Lorence Nyaka hacks at the root of a cassava plant, slicing away one fresh tuber after another until he has a small pile, enough to make a midday meal for his wife and three young children.
"This place just sort of fell into our lap" says Yuka Ioroi, who opened the Richmond neighborhood's Cassava Cafe and Restaurant earlier this year with husband Kristoffer.
Cassava experiencing a recent surge in popularity.
Updated Wednesday, April 4, 2012, at 3:23 p.m. After retiring on March 1, Cheney resident Kent Dold decided to embark on the next phase in life: setting up the farming operation of a $160 million cassava complex in Nigeria.
Wasps to Fight Thai Cassava Plague.
Scientists checked for signs of pests in a cassava field in Nakhon Ratchasima province in Thailand.
A technician in Nigeria breeds cassava plants to maximize vitamin A.
Virus Ravages Cassava Plants in Africa.
MUKONO, Uganda — Lynet Nalugo dug a cassava tuber out of her field and sliced it open.
"Come war, come anything, the farmer who has cassava has food," said Richardson Okechukwu, the institute's coordinator for cassava research.
For many vegetable snack chip makers, it isn't enough to merely make a tasty chip from something as unexpected as cassava root or collard greens.
Guinean Ambassador Blaise Cherif (L) and Chef Nestor Lamah (R ) enjoy traditional Guinean foods, including rice and sauces made from cassava leaves and smoked fish.
Thankfully, the website for CrispRoot Cassava Chips had a lot of information on their products.

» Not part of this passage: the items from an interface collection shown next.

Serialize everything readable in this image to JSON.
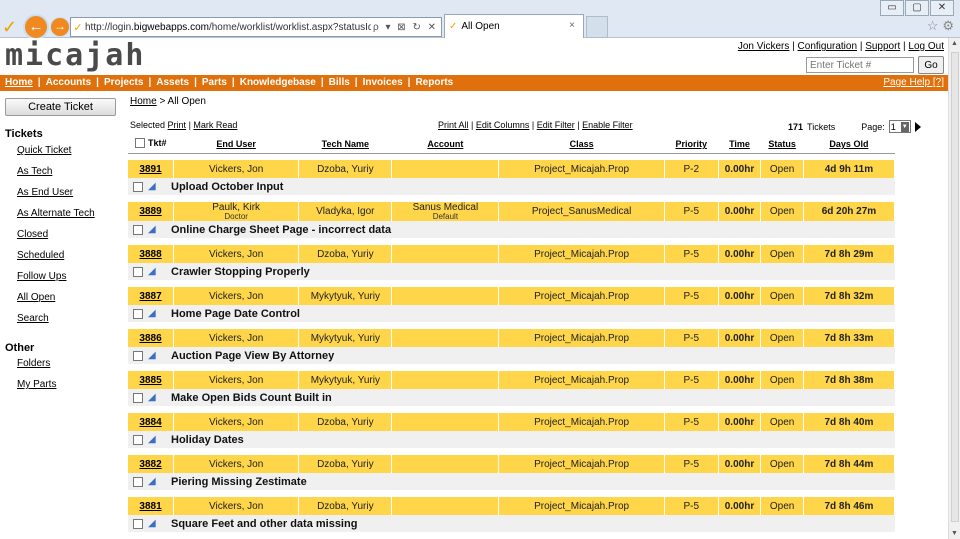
{
  "browser": {
    "url_prefix": "http://login.",
    "url_domain": "bigwebapps.com",
    "url_rest": "/home/worklist/worklist.aspx?statusId=allopen",
    "addr_tools": "ρ ▾ ⊠ ↻ ✕",
    "tab_title": "All Open",
    "tab_close": "×",
    "favicon": "✓",
    "window_controls": [
      "▭",
      "▢",
      "✕"
    ]
  },
  "header": {
    "logo": "micajah",
    "user_name": "Jon Vickers",
    "links": [
      "Configuration",
      "Support",
      "Log Out"
    ],
    "ticket_placeholder": "Enter Ticket #",
    "go_label": "Go"
  },
  "nav": {
    "items": [
      "Home",
      "Accounts",
      "Projects",
      "Assets",
      "Parts",
      "Knowledgebase",
      "Bills",
      "Invoices",
      "Reports"
    ],
    "help": "Page Help [?]"
  },
  "sidebar": {
    "create_label": "Create Ticket",
    "tickets_heading": "Tickets",
    "ticket_links": [
      "Quick Ticket",
      "As Tech",
      "As End User",
      "As Alternate Tech",
      "Closed",
      "Scheduled",
      "Follow Ups",
      "All Open",
      "Search"
    ],
    "other_heading": "Other",
    "other_links": [
      "Folders",
      "My Parts"
    ]
  },
  "main": {
    "breadcrumb_home": "Home",
    "breadcrumb_sep": ">",
    "breadcrumb_current": "All Open",
    "selected_label": "Selected",
    "print_label": "Print",
    "mark_read_label": "Mark Read",
    "print_all": "Print All",
    "edit_columns": "Edit Columns",
    "edit_filter": "Edit Filter",
    "enable_filter": "Enable Filter",
    "ticket_count": "171",
    "tickets_label": "Tickets",
    "page_label": "Page:",
    "page_value": "1"
  },
  "table": {
    "columns": [
      "Tkt#",
      "End User",
      "Tech Name",
      "Account",
      "Class",
      "Priority",
      "Time",
      "Status",
      "Days Old"
    ],
    "rows": [
      {
        "tkt": "3891",
        "end_user": "Vickers, Jon",
        "end_user_sub": "",
        "tech": "Dzoba, Yuriy",
        "account": "",
        "account_sub": "",
        "class": "Project_Micajah.Prop",
        "priority": "P-2",
        "time": "0.00hr",
        "status": "Open",
        "days": "4d 9h 11m",
        "subject": "Upload October Input"
      },
      {
        "tkt": "3889",
        "end_user": "Paulk, Kirk",
        "end_user_sub": "Doctor",
        "tech": "Vladyka, Igor",
        "account": "Sanus Medical",
        "account_sub": "Default",
        "class": "Project_SanusMedical",
        "priority": "P-5",
        "time": "0.00hr",
        "status": "Open",
        "days": "6d 20h 27m",
        "subject": "Online Charge Sheet Page - incorrect data"
      },
      {
        "tkt": "3888",
        "end_user": "Vickers, Jon",
        "end_user_sub": "",
        "tech": "Dzoba, Yuriy",
        "account": "",
        "account_sub": "",
        "class": "Project_Micajah.Prop",
        "priority": "P-5",
        "time": "0.00hr",
        "status": "Open",
        "days": "7d 8h 29m",
        "subject": "Crawler Stopping Properly"
      },
      {
        "tkt": "3887",
        "end_user": "Vickers, Jon",
        "end_user_sub": "",
        "tech": "Mykytyuk, Yuriy",
        "account": "",
        "account_sub": "",
        "class": "Project_Micajah.Prop",
        "priority": "P-5",
        "time": "0.00hr",
        "status": "Open",
        "days": "7d 8h 32m",
        "subject": "Home Page Date Control"
      },
      {
        "tkt": "3886",
        "end_user": "Vickers, Jon",
        "end_user_sub": "",
        "tech": "Mykytyuk, Yuriy",
        "account": "",
        "account_sub": "",
        "class": "Project_Micajah.Prop",
        "priority": "P-5",
        "time": "0.00hr",
        "status": "Open",
        "days": "7d 8h 33m",
        "subject": "Auction Page View By Attorney"
      },
      {
        "tkt": "3885",
        "end_user": "Vickers, Jon",
        "end_user_sub": "",
        "tech": "Mykytyuk, Yuriy",
        "account": "",
        "account_sub": "",
        "class": "Project_Micajah.Prop",
        "priority": "P-5",
        "time": "0.00hr",
        "status": "Open",
        "days": "7d 8h 38m",
        "subject": "Make Open Bids Count Built in"
      },
      {
        "tkt": "3884",
        "end_user": "Vickers, Jon",
        "end_user_sub": "",
        "tech": "Dzoba, Yuriy",
        "account": "",
        "account_sub": "",
        "class": "Project_Micajah.Prop",
        "priority": "P-5",
        "time": "0.00hr",
        "status": "Open",
        "days": "7d 8h 40m",
        "subject": "Holiday Dates"
      },
      {
        "tkt": "3882",
        "end_user": "Vickers, Jon",
        "end_user_sub": "",
        "tech": "Dzoba, Yuriy",
        "account": "",
        "account_sub": "",
        "class": "Project_Micajah.Prop",
        "priority": "P-5",
        "time": "0.00hr",
        "status": "Open",
        "days": "7d 8h 44m",
        "subject": "Piering Missing Zestimate"
      },
      {
        "tkt": "3881",
        "end_user": "Vickers, Jon",
        "end_user_sub": "",
        "tech": "Dzoba, Yuriy",
        "account": "",
        "account_sub": "",
        "class": "Project_Micajah.Prop",
        "priority": "P-5",
        "time": "0.00hr",
        "status": "Open",
        "days": "7d 8h 46m",
        "subject": "Square Feet and other data missing"
      }
    ]
  },
  "colors": {
    "nav_orange": "#e0700b",
    "row_yellow": "#ffd54a",
    "row_sub_gray": "#f0f0f0"
  }
}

Everything from what cassava is to where the cassava roots are grown.
Yuca frita con chicharrones is a fried cassava root served with pork.